    Physical Characteristics: Primarily emerald green, red and blue under wings, and orange beak (male); primarily bright red, blue on chest and tail, and black beak (female)

  • 07 of 08

    Lorikeets are renowned for their lively personalities and fondness of human contact. But because of their liquid-based diet, they may be very filthy and harm a rental. Some folks even coat the walls and flooring of their bird's enclosure with plastic sheeting for protection. Additionally, the high-pitched cries of these birds may annoy nearby neighbors.

    Species Overview

    Length: 10 to 12 inches

    Weight: 3 to 6 ounces

    Physical Characteristics: Blue plumage on face and belly; green on wings, back, and head; red breast; yellow and orange highlights on sides; red beak; gray feet (rainbow lorikeet)

  • 08 of 08

    Although ringnecks frequently have strong communication skills, their high-pitched chatter may not always be well-liked by their immediate neighbors. They also need a bigger enclosure than you may anticipate for a medium-sized bird because of their lengthy tails. Since they are busy birds, they require a play area outside of their cage and chew toys that won't harm your possessions.

    Species Overview

    Length: 14 to 17 inches

    Weight: 4 ounces

    Physical features include a green coat, a blue tail, yellow underwings, and black and rose bands around the necks of males.

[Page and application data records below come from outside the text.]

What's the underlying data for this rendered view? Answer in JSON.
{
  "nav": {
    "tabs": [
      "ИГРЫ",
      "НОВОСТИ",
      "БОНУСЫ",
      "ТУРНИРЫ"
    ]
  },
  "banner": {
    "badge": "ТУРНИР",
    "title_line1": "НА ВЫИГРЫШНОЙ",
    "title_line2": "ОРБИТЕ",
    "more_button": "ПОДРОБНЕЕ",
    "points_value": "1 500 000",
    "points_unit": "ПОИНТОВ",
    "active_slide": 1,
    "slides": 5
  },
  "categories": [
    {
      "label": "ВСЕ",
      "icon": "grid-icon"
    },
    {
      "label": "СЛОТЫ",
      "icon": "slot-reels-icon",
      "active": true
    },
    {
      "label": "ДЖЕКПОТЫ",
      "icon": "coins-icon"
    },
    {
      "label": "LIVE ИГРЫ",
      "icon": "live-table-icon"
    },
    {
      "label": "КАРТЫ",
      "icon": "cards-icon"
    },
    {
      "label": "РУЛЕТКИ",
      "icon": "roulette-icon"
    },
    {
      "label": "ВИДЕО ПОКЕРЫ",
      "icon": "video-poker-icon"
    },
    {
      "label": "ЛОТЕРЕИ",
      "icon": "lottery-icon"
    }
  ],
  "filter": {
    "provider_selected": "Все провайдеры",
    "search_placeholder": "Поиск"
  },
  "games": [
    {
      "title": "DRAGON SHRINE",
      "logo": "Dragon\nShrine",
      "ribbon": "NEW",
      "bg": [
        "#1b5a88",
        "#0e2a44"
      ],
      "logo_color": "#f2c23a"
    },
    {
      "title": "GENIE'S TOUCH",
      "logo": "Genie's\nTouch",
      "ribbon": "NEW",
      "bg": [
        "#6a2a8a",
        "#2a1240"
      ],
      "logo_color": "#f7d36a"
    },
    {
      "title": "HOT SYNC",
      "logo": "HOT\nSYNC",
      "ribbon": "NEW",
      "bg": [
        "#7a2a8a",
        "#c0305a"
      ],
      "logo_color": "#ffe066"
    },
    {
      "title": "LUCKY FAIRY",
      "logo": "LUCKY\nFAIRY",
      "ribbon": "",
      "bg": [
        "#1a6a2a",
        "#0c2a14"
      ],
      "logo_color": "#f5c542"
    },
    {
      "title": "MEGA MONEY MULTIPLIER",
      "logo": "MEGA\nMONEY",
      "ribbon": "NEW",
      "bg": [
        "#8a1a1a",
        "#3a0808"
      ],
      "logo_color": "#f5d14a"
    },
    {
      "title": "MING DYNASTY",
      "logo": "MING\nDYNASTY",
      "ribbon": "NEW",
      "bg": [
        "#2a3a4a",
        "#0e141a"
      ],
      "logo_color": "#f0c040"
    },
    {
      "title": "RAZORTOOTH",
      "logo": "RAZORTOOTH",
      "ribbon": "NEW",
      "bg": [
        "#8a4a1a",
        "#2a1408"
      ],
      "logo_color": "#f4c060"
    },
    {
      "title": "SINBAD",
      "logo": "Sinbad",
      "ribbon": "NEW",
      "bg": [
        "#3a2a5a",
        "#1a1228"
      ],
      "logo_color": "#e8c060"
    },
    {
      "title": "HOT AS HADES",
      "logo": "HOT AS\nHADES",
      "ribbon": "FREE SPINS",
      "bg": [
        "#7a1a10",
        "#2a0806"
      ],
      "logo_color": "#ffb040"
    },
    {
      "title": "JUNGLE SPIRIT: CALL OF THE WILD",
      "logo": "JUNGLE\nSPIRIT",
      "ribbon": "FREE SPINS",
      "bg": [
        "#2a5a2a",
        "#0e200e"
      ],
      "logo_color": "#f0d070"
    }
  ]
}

There are also blue, cinnamon, albino, and lutino variations (Indian ringneck)